The European Commission on Dec. 9 said it approved plans by seven European Union states to jointly provide €3.2 billion for battery research to 17 companies as the region tries to challenge Asia's dominance in global lithium-ion cell production.

With the growing popularity of electric cars set to vastly increase demand for batteries, the EU funding will be allocated to companies working across the battery supply chain, from raw and advanced materials, cells and modules, battery systems and repurposing to recycling and refining, the commission said in a statement. The public funds are expected to prompt an additional €5 billion of private-sector investment.

"Battery production in Europe is of strategic interest for our economy and society because of its potential in terms of clean mobility and energy, job creation, sustainability and competitiveness," said Margrethe Vestager, EU competition commissioner.

The contributors of the funds are Belgium, Finland, France, Germany, Italy, Poland and Sweden. Companies involved in the projects include Bayerische Motoren Werke AG, Eneris SA, Keliber Oy, Nanocyl SA, Solvay, Terraframe, Umicore, ACC, Endurance, SEEL, Varta AG, Enel X International Srl, Kaitek Srl, Elemental, FAAM and Fortum Oyj. A consortium of French carmaker Peugeot SA, its German subsidiary Opel and French energy company TOTAL SA has also been approved.
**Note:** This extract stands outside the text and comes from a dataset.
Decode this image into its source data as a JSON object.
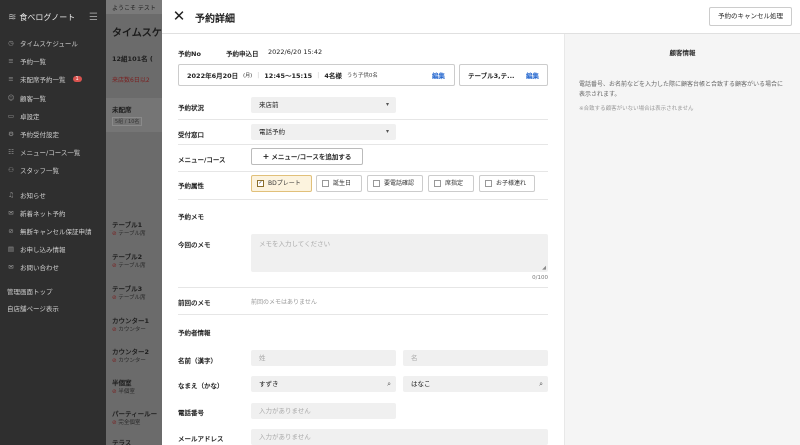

The commission deemed that the proposed aid complied with special EU provisions that allow for it where private spending on research in areas of strategic importance to EU members would not otherwise happen. The commission noted that the aid also met specific requirements for the involvement of several EU states and that it was expected to be complemented by private sector investment.

Germany and France earlier announced that they would pledge €1.7 billion in state support to be distributed to consortiums of companies that come together to set up lithium-ion battery production within the EU.

European companies are looking to batteries, the single most valuable component in electric cars, to substitute the value they have historically generated from internal combustion engines, which are coming under increasing pressure from EU-mandated emissions reductions targets.